Sometimes it helps to write a letter with your message. Decide later whether to mail it or not. Just writing down your thoughts and feelings is good for you. One study headed up by Stefanie Spera, Ph.D., of the consulting firm of Drake Beam Morin, Inc. found that those who wrote about the trauma of losing a job were four times more likely to be employed in eight months than those who didn't. The difference concluded by the researchers was that the writers who had dealt with their pain generally held a more positive attitude. And that, apparently, translated into a better chance at getting a new job.

Put in place all of the coping mechanisms that you have. Whatever works for you. That may be quiet time to yourself, music, exercise, a hot bath, fun, a movie, organizing and restoring order to something, weeding, etc.

Don't say O.K. when you don't mean O.K. Say, "O.K., but..."
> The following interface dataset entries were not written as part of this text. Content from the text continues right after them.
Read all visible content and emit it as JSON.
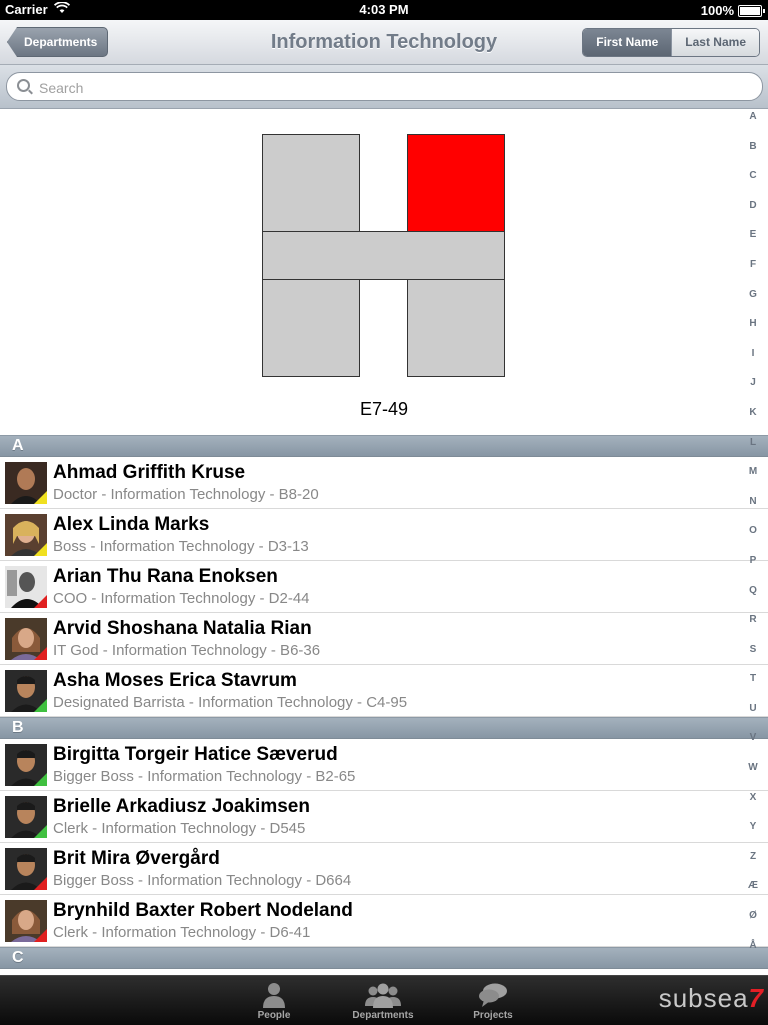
{
  "status_bar": {
    "carrier": "Carrier",
    "time": "4:03 PM",
    "battery": "100%"
  },
  "nav": {
    "back_label": "Departments",
    "title": "Information Technology",
    "segments": [
      {
        "label": "First Name",
        "selected": true
      },
      {
        "label": "Last Name",
        "selected": false
      }
    ]
  },
  "search": {
    "placeholder": "Search",
    "value": ""
  },
  "floor_map": {
    "room_code": "E7-49",
    "highlight_color": "#ff0000"
  },
  "sections": [
    {
      "letter": "A",
      "people": [
        {
          "name": "Ahmad Griffith Kruse",
          "subtitle": "Doctor - Information Technology - B8-20",
          "status_color": "#f0e020"
        },
        {
          "name": "Alex Linda Marks",
          "subtitle": "Boss - Information Technology - D3-13",
          "status_color": "#f0e020"
        },
        {
          "name": "Arian Thu Rana Enoksen",
          "subtitle": "COO - Information Technology - D2-44",
          "status_color": "#e02020"
        },
        {
          "name": "Arvid Shoshana Natalia Rian",
          "subtitle": "IT God - Information Technology - B6-36",
          "status_color": "#e02020"
        },
        {
          "name": "Asha Moses Erica Stavrum",
          "subtitle": "Designated Barrista - Information Technology - C4-95",
          "status_color": "#40c040"
        }
      ]
    },
    {
      "letter": "B",
      "people": [
        {
          "name": "Birgitta Torgeir Hatice Sæverud",
          "subtitle": "Bigger Boss - Information Technology - B2-65",
          "status_color": "#40c040"
        },
        {
          "name": "Brielle Arkadiusz Joakimsen",
          "subtitle": "Clerk - Information Technology - D545",
          "status_color": "#40c040"
        },
        {
          "name": "Brit Mira Øvergård",
          "subtitle": "Bigger Boss - Information Technology - D664",
          "status_color": "#e02020"
        },
        {
          "name": "Brynhild Baxter Robert Nodeland",
          "subtitle": "Clerk - Information Technology - D6-41",
          "status_color": "#e02020"
        }
      ]
    },
    {
      "letter": "C",
      "people": []
    }
  ],
  "index_letters": [
    "A",
    "B",
    "C",
    "D",
    "E",
    "F",
    "G",
    "H",
    "I",
    "J",
    "K",
    "L",
    "M",
    "N",
    "O",
    "P",
    "Q",
    "R",
    "S",
    "T",
    "U",
    "V",
    "W",
    "X",
    "Y",
    "Z",
    "Æ",
    "Ø",
    "Å"
  ],
  "tabs": [
    {
      "label": "People",
      "icon": "person-icon"
    },
    {
      "label": "Departments",
      "icon": "group-icon"
    },
    {
      "label": "Projects",
      "icon": "chat-bubbles-icon"
    }
  ],
  "brand": {
    "text": "subsea",
    "mark": "7"
  }
}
Any change, good or bad, entails some loss. The losses can be attachments with people, places, responsibilities, schedules and the everyday life patterns that you've become accustomed to, hopes, and plans. You can feel a loss in terms of what the significance is of the time you've invested in what you just lost. You can feel a loss of control if you didn't want the change or have any control over it. You have lost something that became a part of you and it's normal to feel lost. We lose something in any change, even in positive changes, but we also gain something. You gave up babyhood to become a child. You gave up elementary school to become a high school student. Some of you gave up some things to become a parent or a friend or a partner to someone else. You gave up some interests to focus on those that you value more. It's important to begin to see what you could gain now because of what you're giving up. It's very difficult to see this at first. But you've probably all had the experience of a change that was devastating at the time, but later when you have perspective, you can look back and you realize that it was the best thing that ever happened to you.

Perspective is important. How horrible is this really? What do you have after the change that you are so grateful for having.

Remember that you have been successful in managing change in the past. Think about what you did and what worked well for you. You can do it now, because you have successfully done it before.

I have intended to give you some tools to help you find your own way to happy employment. I don't hold the final answer, you do. This is just some direction. "To point at the moon, a finger is needed, but woe to those who take the finger for the moon." ---Daisetz T. Suzuki